In the data below, work out how many lines include the string "title". Only the number should be given.

:: Exercise data ::

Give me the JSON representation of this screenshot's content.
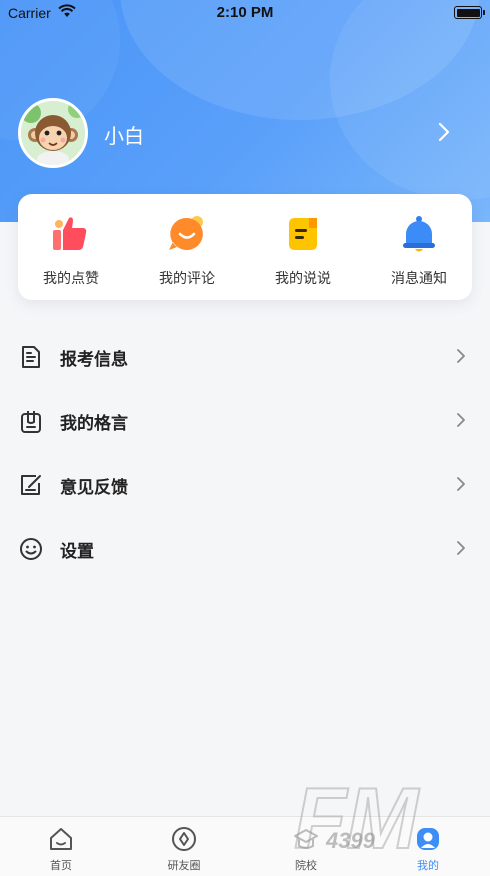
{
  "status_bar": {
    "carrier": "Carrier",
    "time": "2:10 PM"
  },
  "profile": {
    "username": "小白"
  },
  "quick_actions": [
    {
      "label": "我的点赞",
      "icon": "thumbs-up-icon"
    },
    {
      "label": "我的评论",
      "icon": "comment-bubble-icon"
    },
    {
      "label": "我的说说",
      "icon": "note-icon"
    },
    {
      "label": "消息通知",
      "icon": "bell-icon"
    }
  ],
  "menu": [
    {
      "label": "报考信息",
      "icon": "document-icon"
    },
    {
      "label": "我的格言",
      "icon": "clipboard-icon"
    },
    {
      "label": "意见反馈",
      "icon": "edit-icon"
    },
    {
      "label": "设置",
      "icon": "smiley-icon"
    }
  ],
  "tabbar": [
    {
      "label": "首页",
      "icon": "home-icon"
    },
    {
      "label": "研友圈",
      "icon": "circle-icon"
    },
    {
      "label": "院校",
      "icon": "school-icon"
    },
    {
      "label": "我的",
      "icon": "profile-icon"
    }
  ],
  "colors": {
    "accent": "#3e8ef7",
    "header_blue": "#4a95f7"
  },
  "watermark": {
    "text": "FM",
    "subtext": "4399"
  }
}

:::
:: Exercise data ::

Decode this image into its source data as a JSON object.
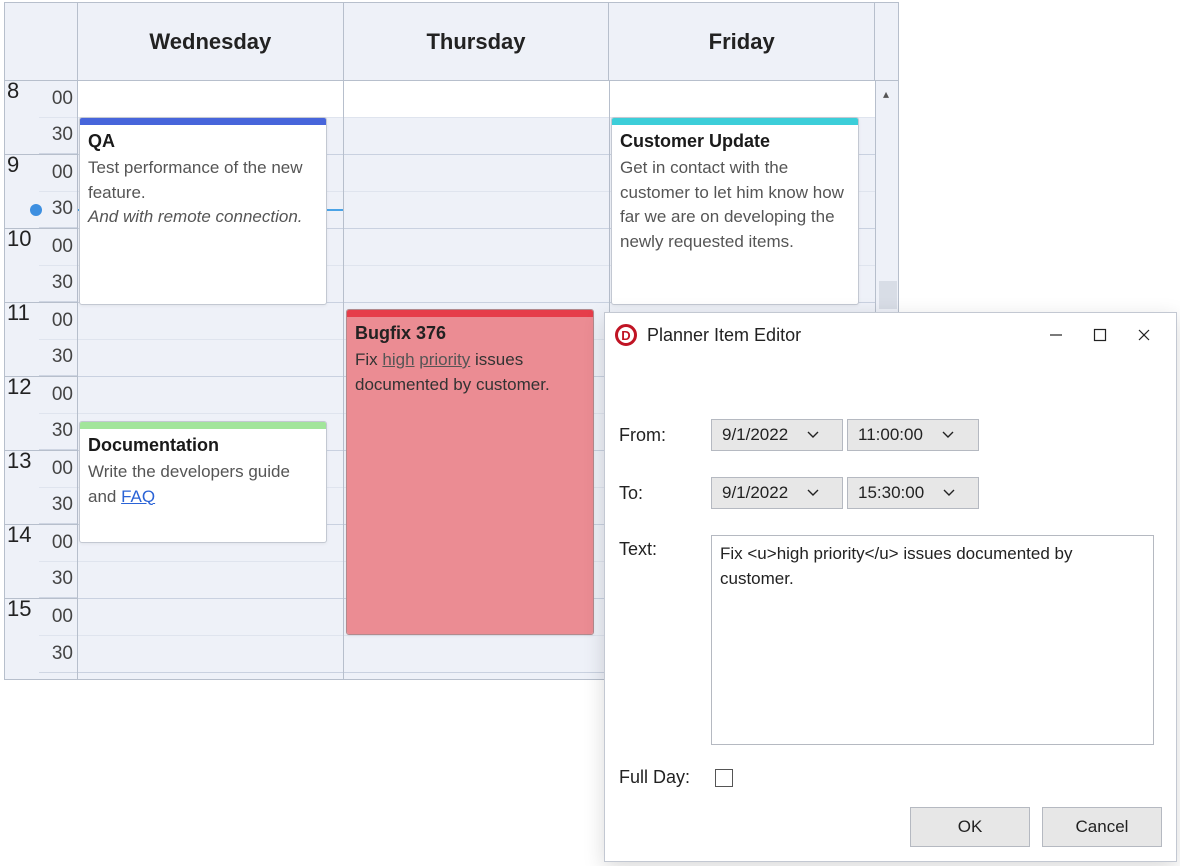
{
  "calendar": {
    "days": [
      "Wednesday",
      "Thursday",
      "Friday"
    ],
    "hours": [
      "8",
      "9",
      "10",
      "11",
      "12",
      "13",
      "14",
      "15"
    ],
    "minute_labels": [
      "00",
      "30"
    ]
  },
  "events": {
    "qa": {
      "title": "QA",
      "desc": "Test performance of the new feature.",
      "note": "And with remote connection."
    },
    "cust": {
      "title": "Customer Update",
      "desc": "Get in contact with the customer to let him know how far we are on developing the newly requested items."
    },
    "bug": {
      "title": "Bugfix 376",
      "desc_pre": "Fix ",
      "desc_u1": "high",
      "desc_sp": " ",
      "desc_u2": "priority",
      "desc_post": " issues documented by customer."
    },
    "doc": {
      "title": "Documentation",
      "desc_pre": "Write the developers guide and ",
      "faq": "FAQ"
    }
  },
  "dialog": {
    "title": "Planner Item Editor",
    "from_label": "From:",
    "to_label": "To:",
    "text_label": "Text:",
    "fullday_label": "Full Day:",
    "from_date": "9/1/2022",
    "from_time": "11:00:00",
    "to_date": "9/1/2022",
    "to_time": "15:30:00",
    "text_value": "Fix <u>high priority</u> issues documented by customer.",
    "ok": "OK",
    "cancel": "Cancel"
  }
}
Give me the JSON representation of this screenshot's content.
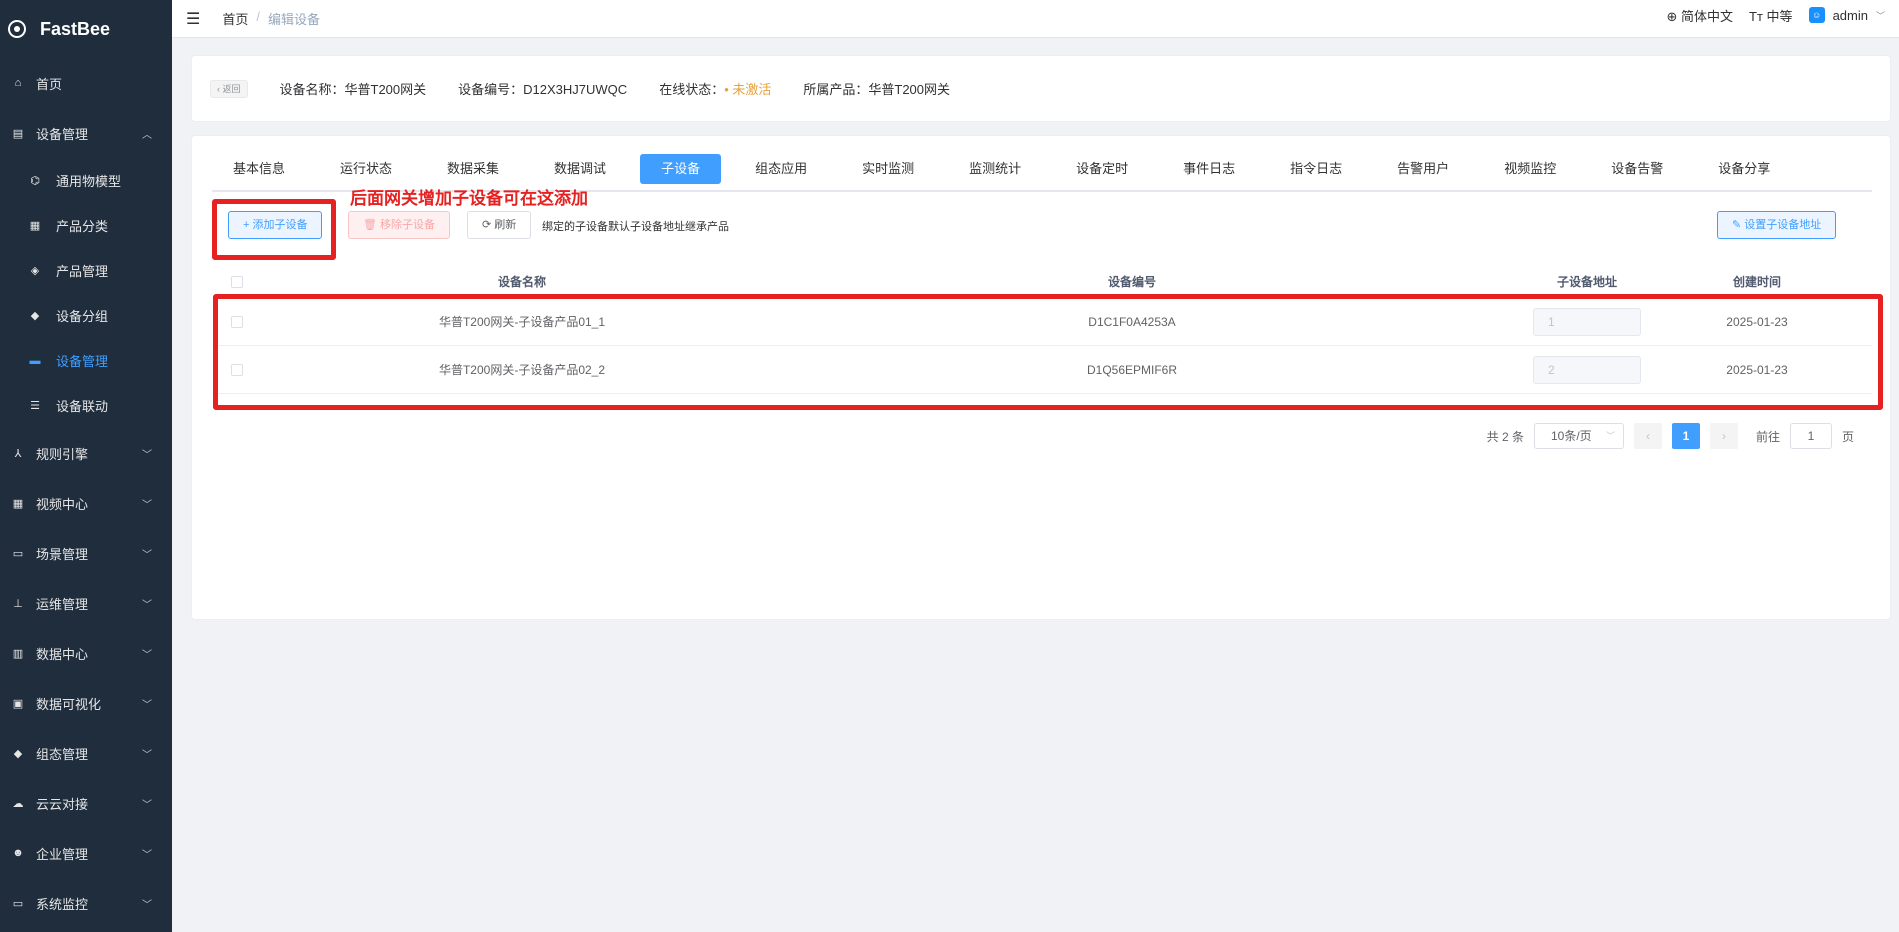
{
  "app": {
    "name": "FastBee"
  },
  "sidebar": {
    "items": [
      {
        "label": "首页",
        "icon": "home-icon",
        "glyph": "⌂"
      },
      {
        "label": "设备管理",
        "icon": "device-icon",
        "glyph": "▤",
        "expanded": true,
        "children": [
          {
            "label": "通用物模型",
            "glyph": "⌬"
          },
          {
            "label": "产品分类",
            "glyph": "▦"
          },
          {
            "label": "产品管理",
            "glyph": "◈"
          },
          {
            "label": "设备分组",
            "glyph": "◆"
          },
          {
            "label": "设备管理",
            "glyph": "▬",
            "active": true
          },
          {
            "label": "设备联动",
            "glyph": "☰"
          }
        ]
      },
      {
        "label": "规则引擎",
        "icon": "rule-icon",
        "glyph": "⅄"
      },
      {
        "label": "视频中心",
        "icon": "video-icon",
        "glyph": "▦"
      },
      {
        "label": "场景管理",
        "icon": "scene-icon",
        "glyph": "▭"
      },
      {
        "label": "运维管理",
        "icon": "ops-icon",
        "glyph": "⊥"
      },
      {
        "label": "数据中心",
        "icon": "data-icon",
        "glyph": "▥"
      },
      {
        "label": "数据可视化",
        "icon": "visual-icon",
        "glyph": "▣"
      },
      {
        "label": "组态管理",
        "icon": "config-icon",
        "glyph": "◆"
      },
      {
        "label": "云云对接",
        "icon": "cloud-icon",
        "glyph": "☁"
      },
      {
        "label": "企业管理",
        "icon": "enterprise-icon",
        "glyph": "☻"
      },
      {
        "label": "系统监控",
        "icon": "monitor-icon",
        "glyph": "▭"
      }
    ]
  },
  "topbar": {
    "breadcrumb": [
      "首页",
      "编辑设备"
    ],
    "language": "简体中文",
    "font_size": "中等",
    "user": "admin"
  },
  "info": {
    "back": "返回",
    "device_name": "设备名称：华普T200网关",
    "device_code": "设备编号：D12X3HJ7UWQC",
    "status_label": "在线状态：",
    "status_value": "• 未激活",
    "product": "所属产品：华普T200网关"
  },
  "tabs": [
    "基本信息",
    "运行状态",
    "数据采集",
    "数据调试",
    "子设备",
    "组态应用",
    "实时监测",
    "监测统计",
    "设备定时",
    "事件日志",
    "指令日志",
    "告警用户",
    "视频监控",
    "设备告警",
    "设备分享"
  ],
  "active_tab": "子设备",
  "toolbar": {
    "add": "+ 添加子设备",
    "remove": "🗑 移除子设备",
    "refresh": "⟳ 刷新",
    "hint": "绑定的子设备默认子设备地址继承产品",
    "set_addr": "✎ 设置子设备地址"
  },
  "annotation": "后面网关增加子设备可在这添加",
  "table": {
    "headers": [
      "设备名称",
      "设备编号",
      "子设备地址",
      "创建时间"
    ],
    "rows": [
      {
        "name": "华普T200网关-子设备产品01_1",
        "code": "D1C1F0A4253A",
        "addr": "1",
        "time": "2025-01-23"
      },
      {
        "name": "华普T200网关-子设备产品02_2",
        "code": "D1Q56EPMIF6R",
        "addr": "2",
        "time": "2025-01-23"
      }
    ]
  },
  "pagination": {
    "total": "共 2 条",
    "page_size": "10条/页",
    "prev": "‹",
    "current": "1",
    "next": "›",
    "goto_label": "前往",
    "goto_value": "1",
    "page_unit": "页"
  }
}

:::

### Task answer
5